== Assignment ==
Print the data that follows, exactly and completely.

[Website and app data records]
* * * * * * * * *

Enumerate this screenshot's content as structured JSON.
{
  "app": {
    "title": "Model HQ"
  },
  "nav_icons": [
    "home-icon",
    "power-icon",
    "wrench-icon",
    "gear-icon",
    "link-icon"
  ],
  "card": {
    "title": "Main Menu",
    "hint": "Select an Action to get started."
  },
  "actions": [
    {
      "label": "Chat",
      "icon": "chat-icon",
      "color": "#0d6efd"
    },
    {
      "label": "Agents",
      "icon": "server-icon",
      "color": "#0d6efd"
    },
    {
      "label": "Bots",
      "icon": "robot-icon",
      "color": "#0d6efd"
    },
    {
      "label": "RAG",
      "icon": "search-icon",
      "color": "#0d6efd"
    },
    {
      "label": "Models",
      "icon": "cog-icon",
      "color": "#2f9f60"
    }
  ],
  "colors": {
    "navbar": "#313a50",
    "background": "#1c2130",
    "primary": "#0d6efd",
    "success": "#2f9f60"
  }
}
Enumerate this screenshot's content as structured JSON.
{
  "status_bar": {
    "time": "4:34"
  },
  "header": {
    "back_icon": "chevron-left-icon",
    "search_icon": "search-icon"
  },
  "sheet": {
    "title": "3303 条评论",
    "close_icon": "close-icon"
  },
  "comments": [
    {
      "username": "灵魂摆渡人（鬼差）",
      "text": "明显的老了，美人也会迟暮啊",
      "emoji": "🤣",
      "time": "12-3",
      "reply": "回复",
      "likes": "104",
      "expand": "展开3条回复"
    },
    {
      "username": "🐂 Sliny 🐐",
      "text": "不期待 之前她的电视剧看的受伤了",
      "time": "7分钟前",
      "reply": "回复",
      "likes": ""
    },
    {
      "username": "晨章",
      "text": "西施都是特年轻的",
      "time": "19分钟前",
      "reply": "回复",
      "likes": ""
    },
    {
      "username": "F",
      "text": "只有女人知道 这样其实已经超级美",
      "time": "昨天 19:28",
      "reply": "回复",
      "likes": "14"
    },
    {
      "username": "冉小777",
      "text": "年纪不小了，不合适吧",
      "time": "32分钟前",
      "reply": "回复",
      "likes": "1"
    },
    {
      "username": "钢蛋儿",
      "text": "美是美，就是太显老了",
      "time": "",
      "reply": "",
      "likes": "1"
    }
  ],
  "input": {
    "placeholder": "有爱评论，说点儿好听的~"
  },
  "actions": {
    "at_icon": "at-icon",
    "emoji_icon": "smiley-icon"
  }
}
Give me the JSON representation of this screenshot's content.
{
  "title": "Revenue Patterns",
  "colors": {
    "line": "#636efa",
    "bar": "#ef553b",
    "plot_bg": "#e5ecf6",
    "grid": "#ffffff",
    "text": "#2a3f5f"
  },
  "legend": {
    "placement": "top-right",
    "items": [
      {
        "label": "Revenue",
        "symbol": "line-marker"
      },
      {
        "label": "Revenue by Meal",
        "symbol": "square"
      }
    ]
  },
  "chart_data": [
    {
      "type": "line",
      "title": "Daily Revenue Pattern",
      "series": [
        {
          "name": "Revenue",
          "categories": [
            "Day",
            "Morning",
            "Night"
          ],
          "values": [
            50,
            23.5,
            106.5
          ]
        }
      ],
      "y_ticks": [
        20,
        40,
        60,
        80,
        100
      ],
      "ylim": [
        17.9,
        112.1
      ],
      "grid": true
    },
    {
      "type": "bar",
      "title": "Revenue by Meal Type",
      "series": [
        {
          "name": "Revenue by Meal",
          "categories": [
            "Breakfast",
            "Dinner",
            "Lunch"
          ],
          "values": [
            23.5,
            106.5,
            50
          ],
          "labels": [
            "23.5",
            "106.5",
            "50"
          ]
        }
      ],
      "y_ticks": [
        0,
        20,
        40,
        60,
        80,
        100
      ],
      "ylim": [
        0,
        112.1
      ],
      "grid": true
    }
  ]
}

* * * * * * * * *

== Written response ==
Enumerate this screenshot's content as structured JSON.
{
  "app": {
    "title": "Model HQ"
  },
  "nav_icons": [
    "home-icon",
    "power-icon",
    "wrench-icon",
    "gear-icon",
    "link-icon"
  ],
  "card": {
    "title": "Main Menu",
    "hint": "Select an Action to get started."
  },
  "actions": [
    {
      "label": "Chat",
      "icon": "chat-icon",
      "color": "#0d6efd"
    },
    {
      "label": "Agents",
      "icon": "server-icon",
      "color": "#0d6efd"
    },
    {
      "label": "Bots",
      "icon": "robot-icon",
      "color": "#0d6efd"
    },
    {
      "label": "RAG",
      "icon": "search-icon",
      "color": "#0d6efd"
    },
    {
      "label": "Models",
      "icon": "cog-icon",
      "color": "#2f9f60"
    }
  ],
  "colors": {
    "navbar": "#313a50",
    "background": "#1c2130",
    "primary": "#0d6efd",
    "success": "#2f9f60"
  }
}
Enumerate this screenshot's content as structured JSON.
{
  "status_bar": {
    "time": "4:34"
  },
  "header": {
    "back_icon": "chevron-left-icon",
    "search_icon": "search-icon"
  },
  "sheet": {
    "title": "3303 条评论",
    "close_icon": "close-icon"
  },
  "comments": [
    {
      "username": "灵魂摆渡人（鬼差）",
      "text": "明显的老了，美人也会迟暮啊",
      "emoji": "🤣",
      "time": "12-3",
      "reply": "回复",
      "likes": "104",
      "expand": "展开3条回复"
    },
    {
      "username": "🐂 Sliny 🐐",
      "text": "不期待 之前她的电视剧看的受伤了",
      "time": "7分钟前",
      "reply": "回复",
      "likes": ""
    },
    {
      "username": "晨章",
      "text": "西施都是特年轻的",
      "time": "19分钟前",
      "reply": "回复",
      "likes": ""
    },
    {
      "username": "F",
      "text": "只有女人知道 这样其实已经超级美",
      "time": "昨天 19:28",
      "reply": "回复",
      "likes": "14"
    },
    {
      "username": "冉小777",
      "text": "年纪不小了，不合适吧",
      "time": "32分钟前",
      "reply": "回复",
      "likes": "1"
    },
    {
      "username": "钢蛋儿",
      "text": "美是美，就是太显老了",
      "time": "",
      "reply": "",
      "likes": "1"
    }
  ],
  "input": {
    "placeholder": "有爱评论，说点儿好听的~"
  },
  "actions": {
    "at_icon": "at-icon",
    "emoji_icon": "smiley-icon"
  }
}
Give me the JSON representation of this screenshot's content.
{
  "title": "Revenue Patterns",
  "colors": {
    "line": "#636efa",
    "bar": "#ef553b",
    "plot_bg": "#e5ecf6",
    "grid": "#ffffff",
    "text": "#2a3f5f"
  },
  "legend": {
    "placement": "top-right",
    "items": [
      {
        "label": "Revenue",
        "symbol": "line-marker"
      },
      {
        "label": "Revenue by Meal",
        "symbol": "square"
      }
    ]
  },
  "chart_data": [
    {
      "type": "line",
      "title": "Daily Revenue Pattern",
      "series": [
        {
          "name": "Revenue",
          "categories": [
            "Day",
            "Morning",
            "Night"
          ],
          "values": [
            50,
            23.5,
            106.5
          ]
        }
      ],
      "y_ticks": [
        20,
        40,
        60,
        80,
        100
      ],
      "ylim": [
        17.9,
        112.1
      ],
      "grid": true
    },
    {
      "type": "bar",
      "title": "Revenue by Meal Type",
      "series": [
        {
          "name": "Revenue by Meal",
          "categories": [
            "Breakfast",
            "Dinner",
            "Lunch"
          ],
          "values": [
            23.5,
            106.5,
            50
          ],
          "labels": [
            "23.5",
            "106.5",
            "50"
          ]
        }
      ],
      "y_ticks": [
        0,
        20,
        40,
        60,
        80,
        100
      ],
      "ylim": [
        0,
        112.1
      ],
      "grid": true
    }
  ]
}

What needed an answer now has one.